i am given two differentiable function f and g .

prove that for u(x)=max(f(x),g(x))

and v(x)=min(f(x),g(x))

there is one sided derivatives

?? - Jan 23rd 2009, 11:35 PMtransgalactic
whats a one sided derivative

- Jan 23rd 2009, 11:40 PMJhevon
i suppose it is the derivative found by taking either the right- or left-hand limit.

that is:

$\displaystyle f'(x) = \lim_{h \to 0} \frac {f(x + h) - f(x)}h$ (the derivative)

$\displaystyle f'(x)_+ = \lim_{h \to 0^+} \frac {f(x + h) - f(x)}h$ (one-sided derivative...from the right)

$\displaystyle f'(x)_- = \lim_{h \to 0^-} \frac {f(x + h) - f(x)}h$ (one-sided derivative... from the left) - Jan 23rd 2009, 11:42 PMtransgalactic
how to put mim ,max functions into this limit formula??
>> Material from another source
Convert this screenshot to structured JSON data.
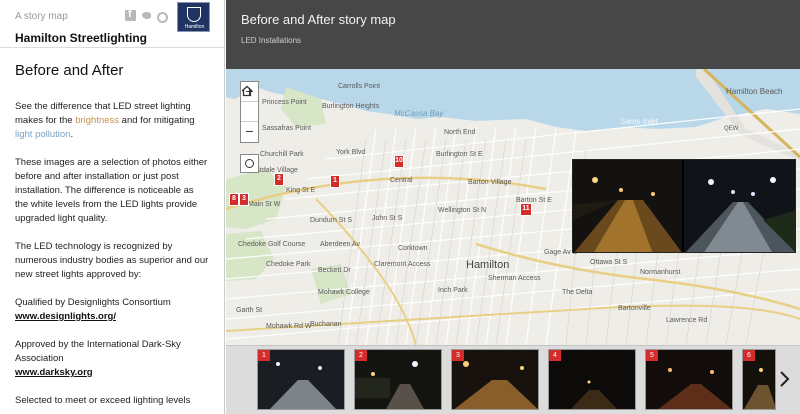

- Jan 25th 2009, 06:21 AMtransgalactic
deffentiable function is a function which on soome point its

left side derivative equals its write side derivative.

so

if both functions are derivatable.

then it doent matter what function we take

there for sure will be a function where

it has a point for which there is a derivative on both sides

even though we need only one.

so its an over kill

am i correct?